(What the exercise asks): Return the entries below verbatim. Pictures stay out.

Dataset rows for apps and sites
*****

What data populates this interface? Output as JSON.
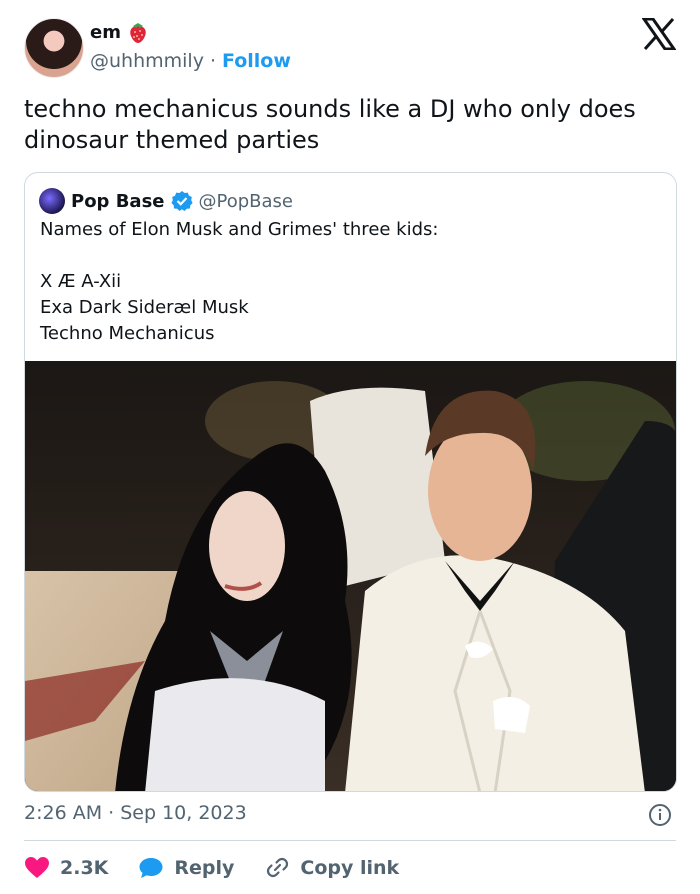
{
  "author": {
    "name": "em",
    "handle": "@uhhmmily",
    "separator": "·",
    "follow_label": "Follow",
    "emoji_icon": "strawberry-icon"
  },
  "tweet": {
    "text": "techno mechanicus sounds like a DJ who only does dinosaur themed parties",
    "timestamp": "2:26 AM · Sep 10, 2023"
  },
  "quoted": {
    "name": "Pop Base",
    "handle": "@PopBase",
    "lines": [
      "Names of Elon Musk and Grimes' three kids:",
      "",
      "X Æ A-Xii",
      "Exa Dark Sideræl Musk",
      "Techno Mechanicus"
    ]
  },
  "actions": {
    "likes": "2.3K",
    "reply_label": "Reply",
    "copy_label": "Copy link"
  },
  "colors": {
    "accent": "#1d9bf0",
    "like": "#f91880",
    "text": "#0f1419",
    "muted": "#536471"
  }
}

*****

(Output below):
What data populates this interface? Output as JSON.
{
  "author": {
    "name": "em",
    "handle": "@uhhmmily",
    "separator": "·",
    "follow_label": "Follow",
    "emoji_icon": "strawberry-icon"
  },
  "tweet": {
    "text": "techno mechanicus sounds like a DJ who only does dinosaur themed parties",
    "timestamp": "2:26 AM · Sep 10, 2023"
  },
  "quoted": {
    "name": "Pop Base",
    "handle": "@PopBase",
    "lines": [
      "Names of Elon Musk and Grimes' three kids:",
      "",
      "X Æ A-Xii",
      "Exa Dark Sideræl Musk",
      "Techno Mechanicus"
    ]
  },
  "actions": {
    "likes": "2.3K",
    "reply_label": "Reply",
    "copy_label": "Copy link"
  },
  "colors": {
    "accent": "#1d9bf0",
    "like": "#f91880",
    "text": "#0f1419",
    "muted": "#536471"
  }
}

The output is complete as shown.